**WHAT YOU ARE ASKED TO DO**
Identify all lines of the data containing the string "PerkalianKu" and copy them.
■ ■ ■ ■ ■
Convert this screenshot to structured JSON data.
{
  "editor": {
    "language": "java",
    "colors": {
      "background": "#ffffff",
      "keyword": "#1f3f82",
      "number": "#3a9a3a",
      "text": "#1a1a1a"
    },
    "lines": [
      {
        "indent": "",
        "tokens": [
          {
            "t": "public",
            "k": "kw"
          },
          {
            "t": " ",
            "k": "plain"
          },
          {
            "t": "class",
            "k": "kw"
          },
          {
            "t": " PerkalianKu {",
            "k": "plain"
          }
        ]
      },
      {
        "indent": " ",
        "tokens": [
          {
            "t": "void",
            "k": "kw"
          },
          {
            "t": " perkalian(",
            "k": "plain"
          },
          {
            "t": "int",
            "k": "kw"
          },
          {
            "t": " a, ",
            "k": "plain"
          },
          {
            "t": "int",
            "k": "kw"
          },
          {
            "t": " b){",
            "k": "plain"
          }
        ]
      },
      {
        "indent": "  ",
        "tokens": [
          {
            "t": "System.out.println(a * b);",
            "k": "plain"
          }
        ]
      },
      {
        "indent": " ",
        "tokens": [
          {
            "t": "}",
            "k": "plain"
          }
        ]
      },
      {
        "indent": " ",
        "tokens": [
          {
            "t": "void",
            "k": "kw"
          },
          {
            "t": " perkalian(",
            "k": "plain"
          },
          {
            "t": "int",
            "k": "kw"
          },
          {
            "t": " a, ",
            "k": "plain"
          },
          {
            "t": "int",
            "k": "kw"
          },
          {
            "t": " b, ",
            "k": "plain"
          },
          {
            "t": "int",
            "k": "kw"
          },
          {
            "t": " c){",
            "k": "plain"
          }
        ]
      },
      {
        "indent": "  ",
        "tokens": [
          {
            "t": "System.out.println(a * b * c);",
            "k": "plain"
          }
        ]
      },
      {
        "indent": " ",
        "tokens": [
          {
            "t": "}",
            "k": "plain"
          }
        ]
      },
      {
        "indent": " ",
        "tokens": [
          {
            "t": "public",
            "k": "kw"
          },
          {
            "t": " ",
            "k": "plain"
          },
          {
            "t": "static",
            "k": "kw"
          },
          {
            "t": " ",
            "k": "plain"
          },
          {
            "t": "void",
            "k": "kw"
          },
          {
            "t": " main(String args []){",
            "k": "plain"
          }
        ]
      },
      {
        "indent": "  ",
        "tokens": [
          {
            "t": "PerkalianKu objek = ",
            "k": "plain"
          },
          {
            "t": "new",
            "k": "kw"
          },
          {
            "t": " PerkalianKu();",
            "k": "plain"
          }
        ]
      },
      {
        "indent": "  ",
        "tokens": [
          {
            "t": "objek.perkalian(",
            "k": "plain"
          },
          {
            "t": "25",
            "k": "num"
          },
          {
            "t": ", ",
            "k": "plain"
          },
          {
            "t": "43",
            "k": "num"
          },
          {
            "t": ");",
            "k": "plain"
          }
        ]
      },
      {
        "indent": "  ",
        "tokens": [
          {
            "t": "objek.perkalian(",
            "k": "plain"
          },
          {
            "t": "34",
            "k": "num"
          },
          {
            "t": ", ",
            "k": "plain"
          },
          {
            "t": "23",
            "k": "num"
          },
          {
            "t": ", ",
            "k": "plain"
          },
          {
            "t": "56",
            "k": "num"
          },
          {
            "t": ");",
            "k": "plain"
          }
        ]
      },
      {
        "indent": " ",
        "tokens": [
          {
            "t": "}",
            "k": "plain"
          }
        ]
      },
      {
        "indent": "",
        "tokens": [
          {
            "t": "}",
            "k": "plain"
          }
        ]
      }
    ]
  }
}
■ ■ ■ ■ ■
**RESPONSE TO THE EXERCISE**
            "t": " PerkalianKu {",
            "t": "PerkalianKu objek = ",
            "t": " PerkalianKu();",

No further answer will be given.